Each record that follows should be repeated exactly, with no pictures carried over.

● ● ●

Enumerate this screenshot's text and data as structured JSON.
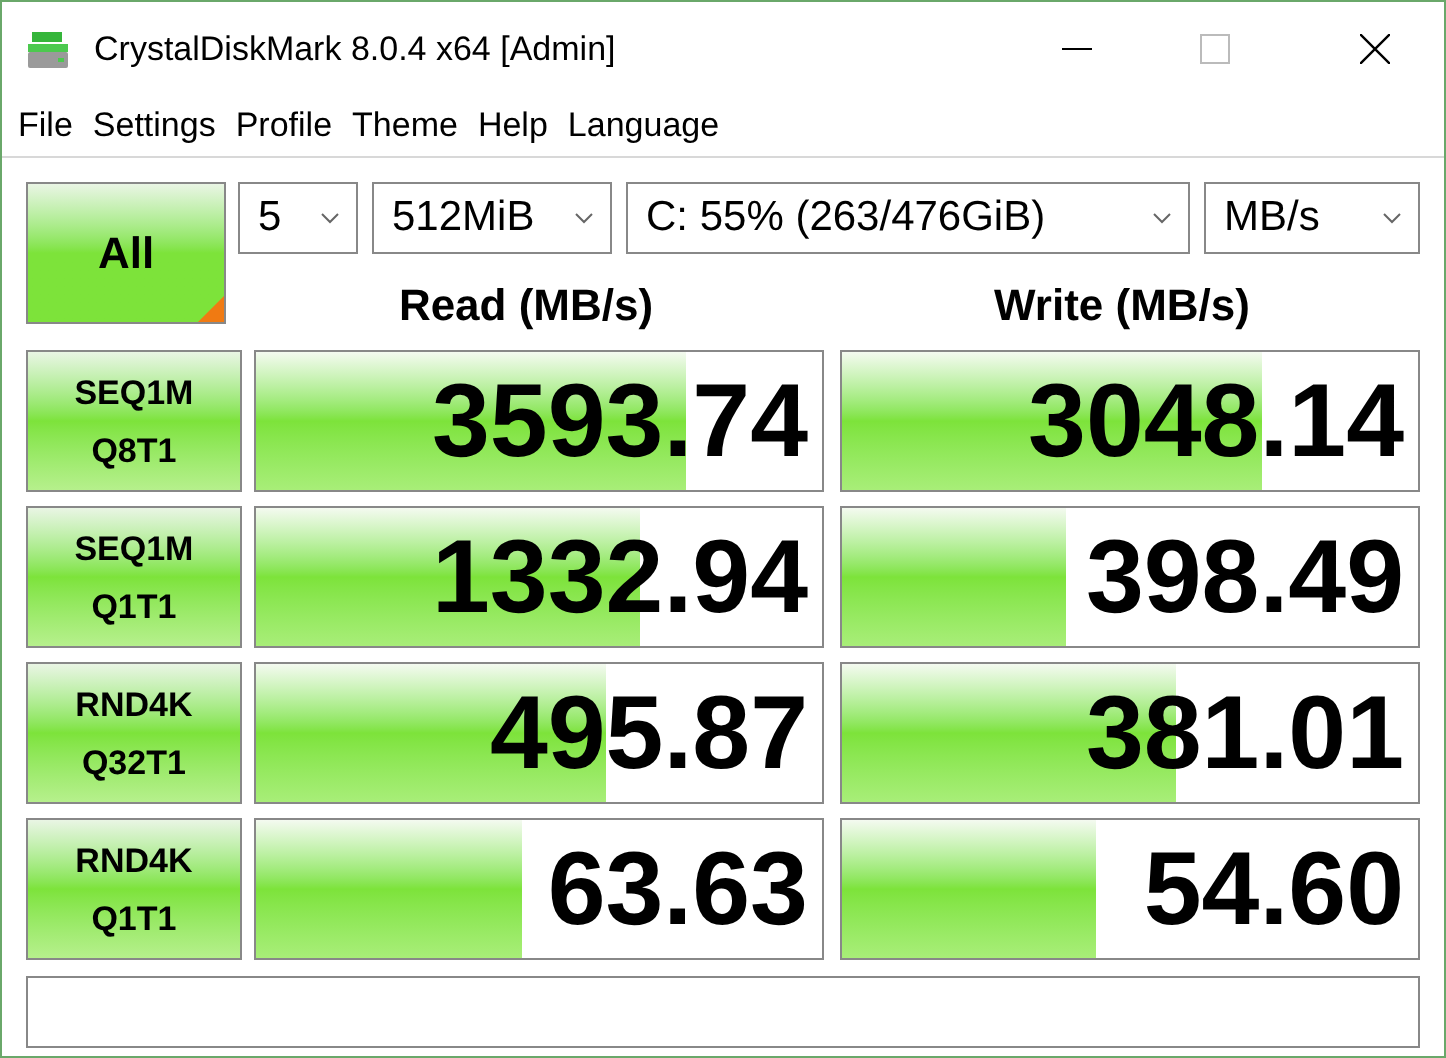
{
  "window": {
    "title": "CrystalDiskMark 8.0.4 x64 [Admin]"
  },
  "menu": [
    "File",
    "Settings",
    "Profile",
    "Theme",
    "Help",
    "Language"
  ],
  "all_button": {
    "label": "All"
  },
  "selectors": [
    {
      "value": "5"
    },
    {
      "value": "512MiB"
    },
    {
      "value": "C: 55% (263/476GiB)"
    },
    {
      "value": "MB/s"
    }
  ],
  "columns": [
    "Read (MB/s)",
    "Write (MB/s)"
  ],
  "tests": [
    {
      "label": [
        "SEQ1M",
        "Q8T1"
      ],
      "read": {
        "value": "3593.74",
        "level": 0.76
      },
      "write": {
        "value": "3048.14",
        "level": 0.73
      }
    },
    {
      "label": [
        "SEQ1M",
        "Q1T1"
      ],
      "read": {
        "value": "1332.94",
        "level": 0.68
      },
      "write": {
        "value": "398.49",
        "level": 0.39
      }
    },
    {
      "label": [
        "RND4K",
        "Q32T1"
      ],
      "read": {
        "value": "495.87",
        "level": 0.62
      },
      "write": {
        "value": "381.01",
        "level": 0.58
      }
    },
    {
      "label": [
        "RND4K",
        "Q1T1"
      ],
      "read": {
        "value": "63.63",
        "level": 0.47
      },
      "write": {
        "value": "54.60",
        "level": 0.44
      }
    }
  ]
}
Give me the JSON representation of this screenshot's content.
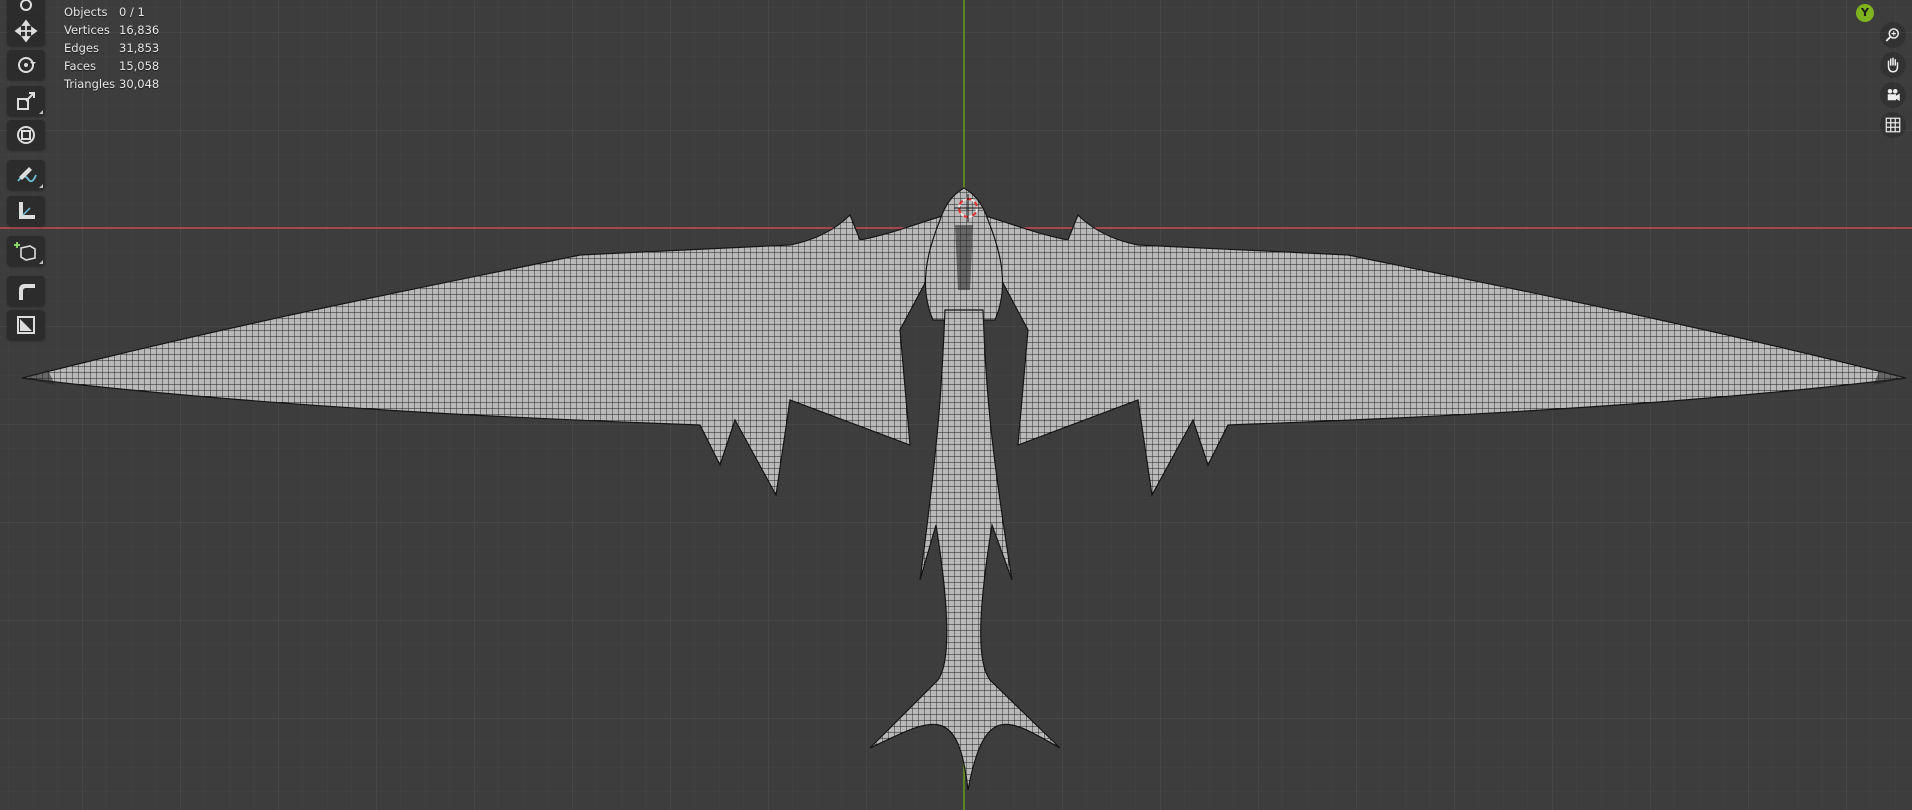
{
  "stats": {
    "objects_label": "Objects",
    "objects_value": "0 / 1",
    "vertices_label": "Vertices",
    "vertices_value": "16,836",
    "edges_label": "Edges",
    "edges_value": "31,853",
    "faces_label": "Faces",
    "faces_value": "15,058",
    "triangles_label": "Triangles",
    "triangles_value": "30,048"
  },
  "toolbar": {
    "tools": [
      "select-tool",
      "move-tool",
      "rotate-tool",
      "scale-tool",
      "transform-tool",
      "annotate-tool",
      "measure-tool",
      "add-cube-tool",
      "bevel-tool",
      "inset-tool"
    ]
  },
  "navigation": {
    "axis_label": "Y",
    "buttons": [
      "zoom-icon",
      "pan-hand-icon",
      "camera-icon",
      "grid-icon"
    ]
  },
  "colors": {
    "background": "#3d3d3d",
    "x_axis": "#d44a5a",
    "y_axis": "#7fb320",
    "mesh_fill": "#b7b7b7",
    "wire": "#1a1a1a",
    "cursor": "#e03030"
  }
}
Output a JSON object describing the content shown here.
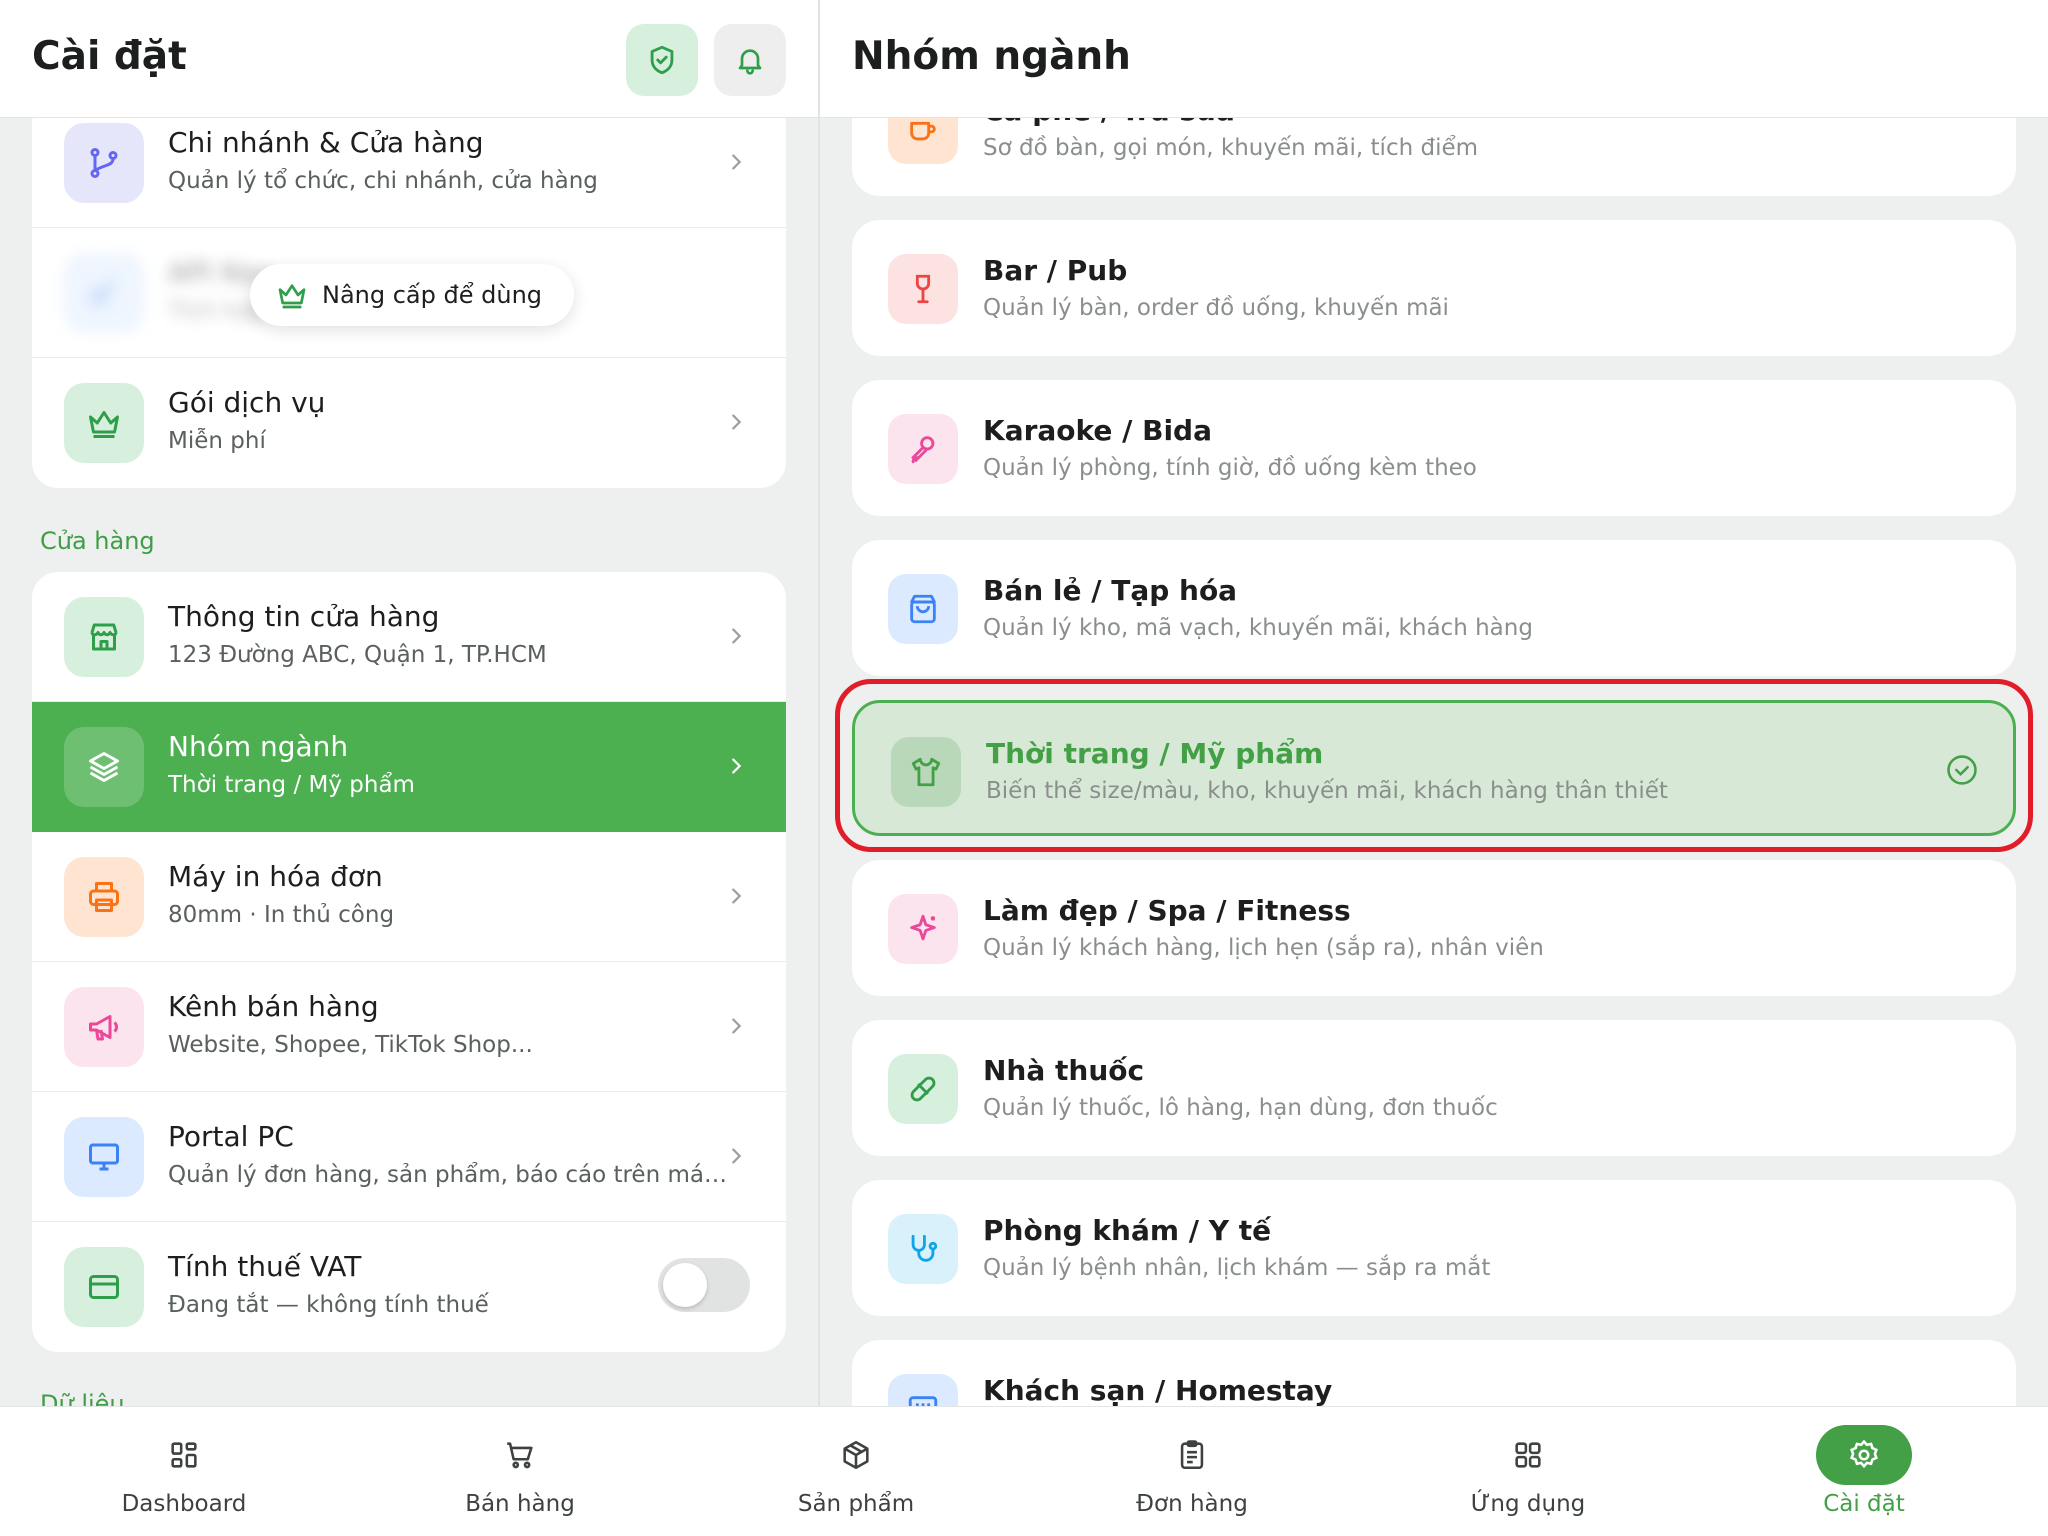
{
  "colors": {
    "brand": "#4caf50",
    "brand_dark": "#43a047",
    "highlight": "#e11d2a"
  },
  "left": {
    "title": "Cài đặt",
    "header_icons": [
      "shield-check-icon",
      "bell-icon"
    ],
    "top_card": [
      {
        "title": "Chi nhánh & Cửa hàng",
        "subtitle": "Quản lý tổ chức, chi nhánh, cửa hàng",
        "icon": "branch-icon"
      },
      {
        "title": "API Key",
        "subtitle": "Tích hợp",
        "icon": "key-icon",
        "locked": true
      },
      {
        "title": "Gói dịch vụ",
        "subtitle": "Miễn phí",
        "icon": "crown-icon"
      }
    ],
    "upgrade_label": "Nâng cấp để dùng",
    "store_section_label": "Cửa hàng",
    "store_card": [
      {
        "title": "Thông tin cửa hàng",
        "subtitle": "123 Đường ABC, Quận 1, TP.HCM",
        "icon": "store-icon"
      },
      {
        "title": "Nhóm ngành",
        "subtitle": "Thời trang / Mỹ phẩm",
        "icon": "layers-icon",
        "active": true
      },
      {
        "title": "Máy in hóa đơn",
        "subtitle": "80mm · In thủ công",
        "icon": "printer-icon"
      },
      {
        "title": "Kênh bán hàng",
        "subtitle": "Website, Shopee, TikTok Shop...",
        "icon": "megaphone-icon"
      },
      {
        "title": "Portal PC",
        "subtitle": "Quản lý đơn hàng, sản phẩm, báo cáo trên máy ...",
        "icon": "monitor-icon"
      },
      {
        "title": "Tính thuế VAT",
        "subtitle": "Đang tắt — không tính thuế",
        "icon": "card-icon",
        "toggle_on": false
      }
    ],
    "data_section_label": "Dữ liệu"
  },
  "right": {
    "title": "Nhóm ngành",
    "industries": [
      {
        "title": "Cà phê / Trà sữa",
        "subtitle": "Sơ đồ bàn, gọi món, khuyến mãi, tích điểm",
        "icon": "coffee-cup-icon"
      },
      {
        "title": "Bar / Pub",
        "subtitle": "Quản lý bàn, order đồ uống, khuyến mãi",
        "icon": "wine-glass-icon"
      },
      {
        "title": "Karaoke / Bida",
        "subtitle": "Quản lý phòng, tính giờ, đồ uống kèm theo",
        "icon": "microphone-icon"
      },
      {
        "title": "Bán lẻ / Tạp hóa",
        "subtitle": "Quản lý kho, mã vạch, khuyến mãi, khách hàng",
        "icon": "shopping-bag-icon"
      },
      {
        "title": "Thời trang / Mỹ phẩm",
        "subtitle": "Biến thể size/màu, kho, khuyến mãi, khách hàng thân thiết",
        "icon": "shirt-icon",
        "selected": true
      },
      {
        "title": "Làm đẹp / Spa / Fitness",
        "subtitle": "Quản lý khách hàng, lịch hẹn (sắp ra), nhân viên",
        "icon": "sparkles-icon"
      },
      {
        "title": "Nhà thuốc",
        "subtitle": "Quản lý thuốc, lô hàng, hạn dùng, đơn thuốc",
        "icon": "pill-icon"
      },
      {
        "title": "Phòng khám / Y tế",
        "subtitle": "Quản lý bệnh nhân, lịch khám — sắp ra mắt",
        "icon": "stethoscope-icon"
      },
      {
        "title": "Khách sạn / Homestay",
        "subtitle": "",
        "icon": "calendar-grid-icon"
      }
    ]
  },
  "nav": {
    "items": [
      {
        "label": "Dashboard",
        "icon": "grid-icon"
      },
      {
        "label": "Bán hàng",
        "icon": "cart-icon"
      },
      {
        "label": "Sản phẩm",
        "icon": "box-icon"
      },
      {
        "label": "Đơn hàng",
        "icon": "clipboard-icon"
      },
      {
        "label": "Ứng dụng",
        "icon": "apps-icon"
      },
      {
        "label": "Cài đặt",
        "icon": "gear-icon",
        "active": true
      }
    ]
  }
}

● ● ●

RESULT OF THE TASK ▸
Enumerate this screenshot's text and data as structured JSON.
{
  "window": {
    "title": "CrystalDiskMark 8.0.4 x64 [Admin]"
  },
  "menu": [
    "File",
    "Settings",
    "Profile",
    "Theme",
    "Help",
    "Language"
  ],
  "all_button": {
    "label": "All"
  },
  "selectors": [
    {
      "value": "5"
    },
    {
      "value": "512MiB"
    },
    {
      "value": "C: 55% (263/476GiB)"
    },
    {
      "value": "MB/s"
    }
  ],
  "columns": [
    "Read (MB/s)",
    "Write (MB/s)"
  ],
  "tests": [
    {
      "label": [
        "SEQ1M",
        "Q8T1"
      ],
      "read": {
        "value": "3593.74",
        "level": 0.76
      },
      "write": {
        "value": "3048.14",
        "level": 0.73
      }
    },
    {
      "label": [
        "SEQ1M",
        "Q1T1"
      ],
      "read": {
        "value": "1332.94",
        "level": 0.68
      },
      "write": {
        "value": "398.49",
        "level": 0.39
      }
    },
    {
      "label": [
        "RND4K",
        "Q32T1"
      ],
      "read": {
        "value": "495.87",
        "level": 0.62
      },
      "write": {
        "value": "381.01",
        "level": 0.58
      }
    },
    {
      "label": [
        "RND4K",
        "Q1T1"
      ],
      "read": {
        "value": "63.63",
        "level": 0.47
      },
      "write": {
        "value": "54.60",
        "level": 0.44
      }
    }
  ]
}
Give me the JSON representation of this screenshot's content.
{
  "stats": {
    "objects_label": "Objects",
    "objects_value": "0 / 1",
    "vertices_label": "Vertices",
    "vertices_value": "16,836",
    "edges_label": "Edges",
    "edges_value": "31,853",
    "faces_label": "Faces",
    "faces_value": "15,058",
    "triangles_label": "Triangles",
    "triangles_value": "30,048"
  },
  "toolbar": {
    "tools": [
      "select-tool",
      "move-tool",
      "rotate-tool",
      "scale-tool",
      "transform-tool",
      "annotate-tool",
      "measure-tool",
      "add-cube-tool",
      "bevel-tool",
      "inset-tool"
    ]
  },
  "navigation": {
    "axis_label": "Y",
    "buttons": [
      "zoom-icon",
      "pan-hand-icon",
      "camera-icon",
      "grid-icon"
    ]
  },
  "colors": {
    "background": "#3d3d3d",
    "x_axis": "#d44a5a",
    "y_axis": "#7fb320",
    "mesh_fill": "#b7b7b7",
    "wire": "#1a1a1a",
    "cursor": "#e03030"
  }
}
Output a JSON object describing the content shown here.
{
  "colors": {
    "brand": "#4caf50",
    "brand_dark": "#43a047",
    "highlight": "#e11d2a"
  },
  "left": {
    "title": "Cài đặt",
    "header_icons": [
      "shield-check-icon",
      "bell-icon"
    ],
    "top_card": [
      {
        "title": "Chi nhánh & Cửa hàng",
        "subtitle": "Quản lý tổ chức, chi nhánh, cửa hàng",
        "icon": "branch-icon"
      },
      {
        "title": "API Key",
        "subtitle": "Tích hợp",
        "icon": "key-icon",
        "locked": true
      },
      {
        "title": "Gói dịch vụ",
        "subtitle": "Miễn phí",
        "icon": "crown-icon"
      }
    ],
    "upgrade_label": "Nâng cấp để dùng",
    "store_section_label": "Cửa hàng",
    "store_card": [
      {
        "title": "Thông tin cửa hàng",
        "subtitle": "123 Đường ABC, Quận 1, TP.HCM",
        "icon": "store-icon"
      },
      {
        "title": "Nhóm ngành",
        "subtitle": "Thời trang / Mỹ phẩm",
        "icon": "layers-icon",
        "active": true
      },
      {
        "title": "Máy in hóa đơn",
        "subtitle": "80mm · In thủ công",
        "icon": "printer-icon"
      },
      {
        "title": "Kênh bán hàng",
        "subtitle": "Website, Shopee, TikTok Shop...",
        "icon": "megaphone-icon"
      },
      {
        "title": "Portal PC",
        "subtitle": "Quản lý đơn hàng, sản phẩm, báo cáo trên máy ...",
        "icon": "monitor-icon"
      },
      {
        "title": "Tính thuế VAT",
        "subtitle": "Đang tắt — không tính thuế",
        "icon": "card-icon",
        "toggle_on": false
      }
    ],
    "data_section_label": "Dữ liệu"
  },
  "right": {
    "title": "Nhóm ngành",
    "industries": [
      {
        "title": "Cà phê / Trà sữa",
        "subtitle": "Sơ đồ bàn, gọi món, khuyến mãi, tích điểm",
        "icon": "coffee-cup-icon"
      },
      {
        "title": "Bar / Pub",
        "subtitle": "Quản lý bàn, order đồ uống, khuyến mãi",
        "icon": "wine-glass-icon"
      },
      {
        "title": "Karaoke / Bida",
        "subtitle": "Quản lý phòng, tính giờ, đồ uống kèm theo",
        "icon": "microphone-icon"
      },
      {
        "title": "Bán lẻ / Tạp hóa",
        "subtitle": "Quản lý kho, mã vạch, khuyến mãi, khách hàng",
        "icon": "shopping-bag-icon"
      },
      {
        "title": "Thời trang / Mỹ phẩm",
        "subtitle": "Biến thể size/màu, kho, khuyến mãi, khách hàng thân thiết",
        "icon": "shirt-icon",
        "selected": true
      },
      {
        "title": "Làm đẹp / Spa / Fitness",
        "subtitle": "Quản lý khách hàng, lịch hẹn (sắp ra), nhân viên",
        "icon": "sparkles-icon"
      },
      {
        "title": "Nhà thuốc",
        "subtitle": "Quản lý thuốc, lô hàng, hạn dùng, đơn thuốc",
        "icon": "pill-icon"
      },
      {
        "title": "Phòng khám / Y tế",
        "subtitle": "Quản lý bệnh nhân, lịch khám — sắp ra mắt",
        "icon": "stethoscope-icon"
      },
      {
        "title": "Khách sạn / Homestay",
        "subtitle": "",
        "icon": "calendar-grid-icon"
      }
    ]
  },
  "nav": {
    "items": [
      {
        "label": "Dashboard",
        "icon": "grid-icon"
      },
      {
        "label": "Bán hàng",
        "icon": "cart-icon"
      },
      {
        "label": "Sản phẩm",
        "icon": "box-icon"
      },
      {
        "label": "Đơn hàng",
        "icon": "clipboard-icon"
      },
      {
        "label": "Ứng dụng",
        "icon": "apps-icon"
      },
      {
        "label": "Cài đặt",
        "icon": "gear-icon",
        "active": true
      }
    ]
  }
}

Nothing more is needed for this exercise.